So how would you describe your look now?
One of the big pictures we did was Wonder Woman. I do feel like I’m a hip-hop heroine, like I’m straight out of a comic book. We’re going do things that show Nicki Minaj is here to save the day. I can’t really say that I’m only going to run with one look because my whole image is about being every girl. I’m a Harajuku Barbie. I’m a ninja and I’m a boss. They are all so different but they’re still all Nicki Minaj. I just know that we won’t go overtly sexy anymore.
You said there are a lot of female rappers out there. What’s your point of difference?
I’m not a female rapper. I’m just an entertainer. The problem with female rappers is they allow themselves to be boxed in. I’m not allowing the industry to box me in. It’s a big reason why you haven’t seen Nicki Minaj on MTV or BET yet. I’m making my own terms. A lot of record companies are like, ‘Why is she rapping and singing? Is she the bad girl or she the good girl?’ The thing that separates Nicki Minaj from the other girls is that I have to do what I want to do and that’s the only way I feel free. If you ever go to a Nicki Minaj show, you’ll see girls screaming like how they screamed for Cyndi Lauper back in that day. We’re setting trends. This is about a new culture of girls and I’m spearheading that movement. It’s about excitement. It’s about being smart, but being sexy.
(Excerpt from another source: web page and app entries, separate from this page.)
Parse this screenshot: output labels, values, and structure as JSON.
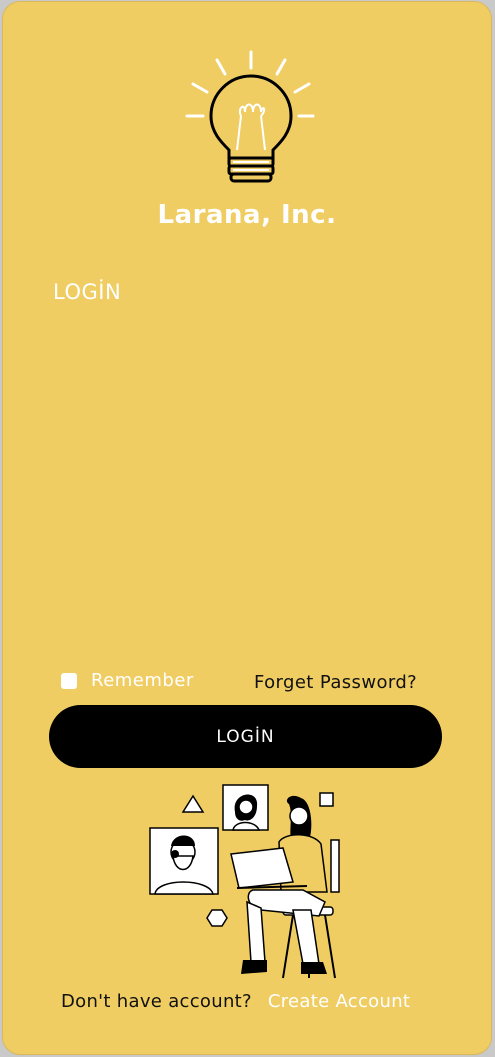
{
  "brand": {
    "name": "Larana, Inc.",
    "logo_icon": "lightbulb-icon"
  },
  "login": {
    "section_title": "LOGİN",
    "remember_label": "Remember",
    "remember_checked": false,
    "forgot_label": "Forget Password?",
    "submit_label": "LOGİN"
  },
  "illustration": {
    "icon": "remote-work-illustration"
  },
  "footer": {
    "question": "Don't have account?",
    "create_label": "Create Account"
  },
  "colors": {
    "background": "#f0cd63",
    "button": "#000000",
    "text_light": "#ffffff",
    "text_dark": "#111111"
  }
}
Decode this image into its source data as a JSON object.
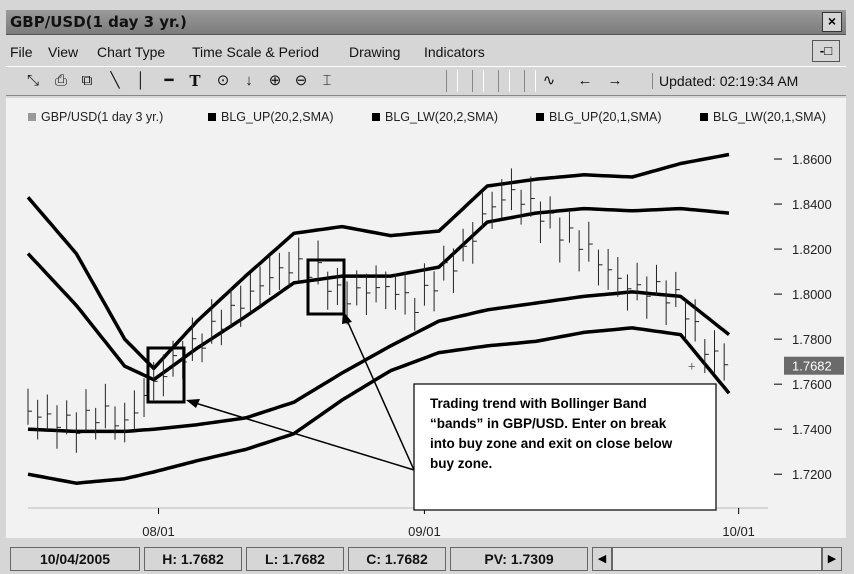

It’s all those things that girls want do, but sometimes we feel like we have to do one or the other.